the connections ∩ and ∪. These connections obey:

 The set is partially ordered.
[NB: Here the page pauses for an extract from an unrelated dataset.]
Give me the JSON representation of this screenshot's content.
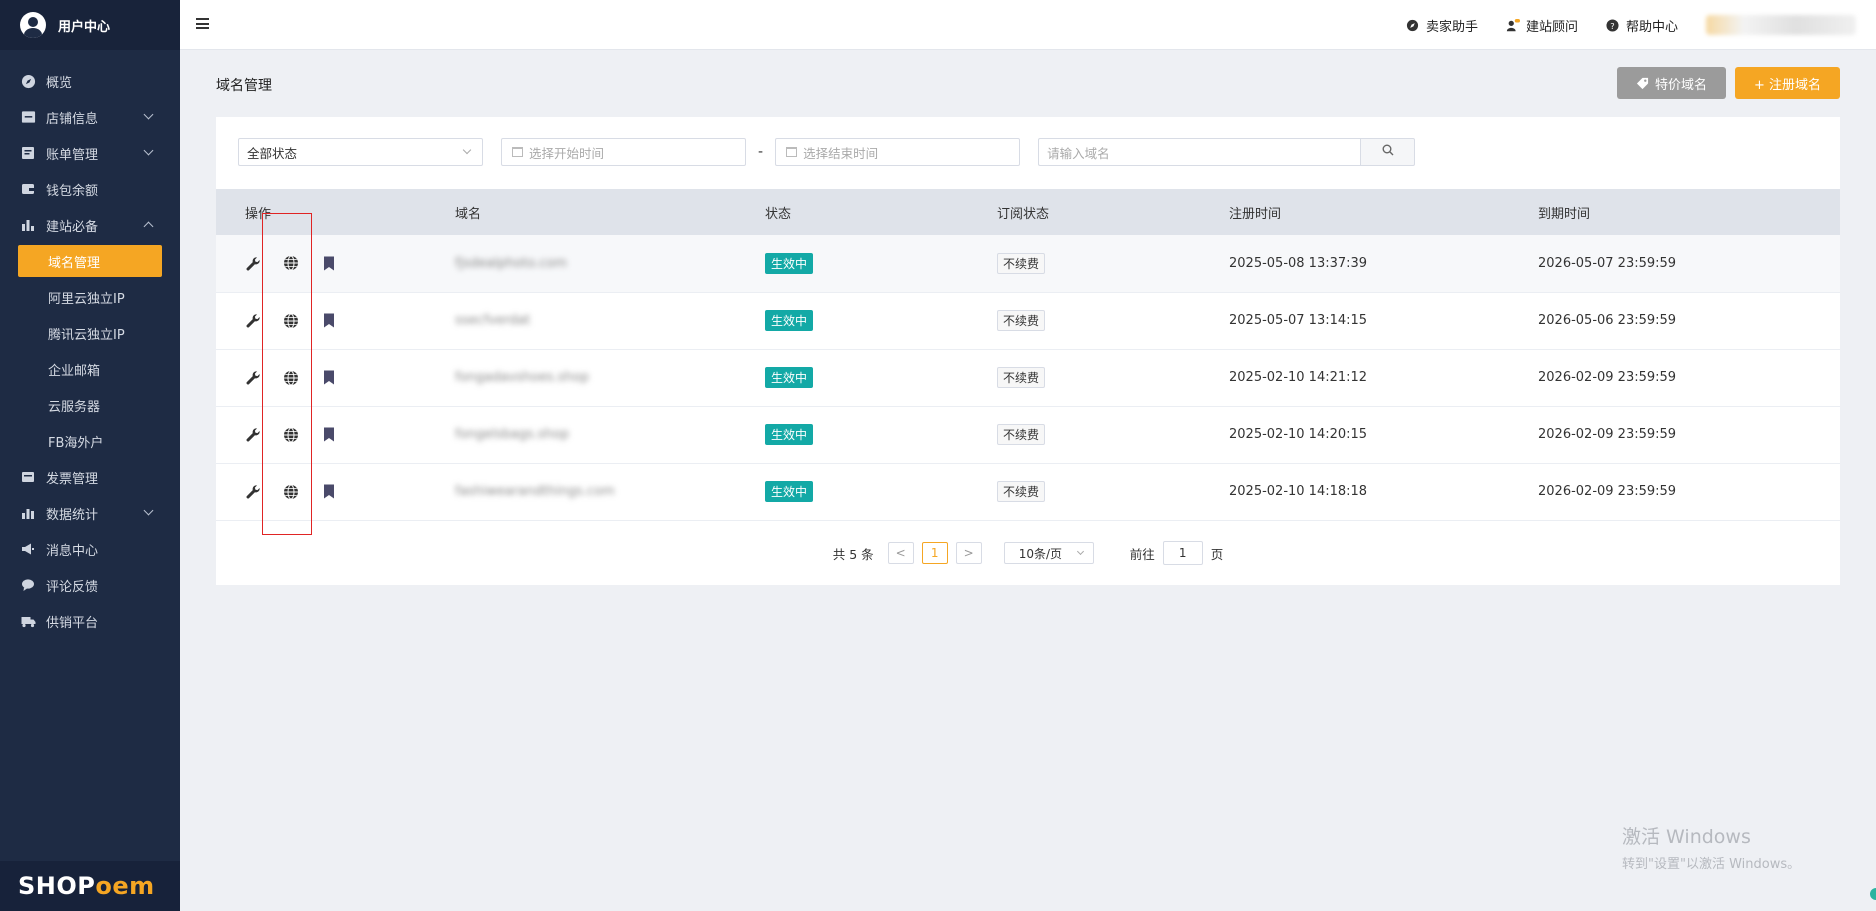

With each pair of elements
𝑎, 𝑏 belongs an element 𝑐, such that 𝑎 ⊂ 𝑐 and 𝑏 ⊂ 𝑐.
 The set is a ∩ half lattice if with each pair of elements
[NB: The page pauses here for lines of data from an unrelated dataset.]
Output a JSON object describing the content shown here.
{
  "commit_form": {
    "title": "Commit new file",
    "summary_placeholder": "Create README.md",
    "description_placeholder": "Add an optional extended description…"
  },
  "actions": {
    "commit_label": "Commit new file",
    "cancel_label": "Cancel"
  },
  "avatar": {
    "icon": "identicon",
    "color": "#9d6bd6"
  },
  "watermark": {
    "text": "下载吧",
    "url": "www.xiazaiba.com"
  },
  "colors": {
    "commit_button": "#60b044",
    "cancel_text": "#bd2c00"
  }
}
𝑎, 𝑏 an element 𝑐 exists, such that 𝑐 = 𝑎 ∩ 𝑏.
 The set is a ∪ half lattice if with each pair of elements
𝑎, 𝑏 an element 𝑐 exists, such that 𝑐 = 𝑎 ∪ 𝑏.
 The set is a lattice if it is both a ∩ half lattice and a ∪ half
lattice.
64
Partially ordered set
 The following relations hold in a lattice:
𝑎 ∩ 𝑏 = 𝑏 ∩ 𝑎
(𝑎 ∩ 𝑏) ∩ 𝑐
= 𝑎 ∩ (𝑏 ∩ 𝑐)
𝑎 ∩ (𝑎 ∪ 𝑏) = 𝑎
𝑎 ∪ 𝑏 = 𝑏 ∪ 𝑎
(𝑎 ∪ 𝑏) ∪ 𝑐
= 𝑎 ∪ (𝑏 ∪ 𝑐)
𝑎 ∪ (𝑎 ∩ 𝑏) = 𝑎
• has a partial order inclusion ⊂:
a⊂b⇔a⊂b=a
• A complementary lattice
contains two elements 𝑛 and 𝑒
with each element a an
complementary element a’
𝑎 ∩ 𝑎’ = 𝑛 𝑎 ∩ 𝑛 = 𝑛
𝑎 ∩ 𝑒 = 𝑎 𝑎 ∪ 𝑎’ = 𝑒
𝑎 ∪ 𝑒 = 𝑒 𝑎 ∪ 𝑛 = 𝑎
65
Orthocomplemented lattice
 Contains with each element 𝑎 an element 𝑎” such that:
𝑎 ∪ 𝑎” = 𝑒
𝑎 ∩ 𝑎” = 𝑛
(𝑎”)” = 𝑎
𝑎 ⊂ 𝑏 ⟺ 𝑏” ⊂ 𝑎”
Distributive lattice
𝑎 ∩ (𝑏 ∪ 𝑐)
= (𝑎 ∩ 𝑏) ∪ ( 𝑎 ∩ 𝑐)
𝑎 ∪ (𝑏 ∩ 𝑐)
= (𝑎 ∪ 𝑏) ∩ (𝑎 ∪ 𝑐)
Modular lattice
(𝑎 ∩ 𝑏) ∪ (𝑎 ∩ 𝑐) = 𝑎 ∩ (𝑏 ∪ (𝑎 ∩ 𝑐))
Classical logic is an orthocomplemented modular lattice
66
Weak modular lattice
 There exists an element 𝑑 such that
𝑎 ⊂ 𝑐 ⇔ 𝑎 ∪ 𝑏 ∩ 𝑐
= 𝑎 ∪ (𝑏 ∩ 𝑐) ∪ (𝑑 ∩ 𝑐)
 where 𝑑 obeys:
(𝑎 ∪ 𝑏) ∩ 𝑑 = 𝑑
𝑎 ∩ 𝑑 = 𝑛
𝑏 ∩ 𝑑 = 𝑛
[(𝑎 ⊂ 𝑔) and (𝑏 ⊂ 𝑔) ⇔ 𝑑 ⊂ 𝑔
Quantum logic obeys the weak modular law
67
Atoms
 In an atomic lattice
∃𝑝 𝜖 𝐿 ∀𝑥 𝜖 𝐿 {𝑥 ⊂ 𝑝 ⇒ 𝑥 = 𝑛}
∀𝑎 𝜖 𝐿 ∀𝑥 𝜖 𝐿 {(𝑎 < 𝑥 < 𝑎 ∩ 𝑝)
⇒ (𝑥 = 𝑎 𝑜𝑟 𝑥 = 𝑎 ∩ 𝑝)}
𝑝 is an atom
68
Logics
 Classical logic has the structure of an
orthocomplemented distributive
modular and atomic lattice.
 Quantum logic has the structure of an
orthocomplented weakly modular and
atomic lattice.
 Also called orthomodular lattice.
69
Hilbert Space
The set of closed subspaces of an
infinite dimensional separable
Hilbert space forms an
orthomodular lattice
Is lattice isomorphic to quantum
logic
70
Hilbert Logic
 Add linear propositions
 Linear combinations of atomic propositions
 Add relational coupling measure
 Equivalent to inner product of Hilbert space
 Close subsets with respect to relational coupling measure
 Propositions ⇔ subspaces
 Linear propositions ⇔ Hilbert vectors
71
Superposition principle
Linear combinations of linear
propositions are again linear
propositions that belong to the same
Hilbert logic system
72
Isomorphism
Lattice isomorhic
Propositions ⇔ closed subspaces
Topological isomorphic
Linear atoms ⇔ Hilbert base
vectors
73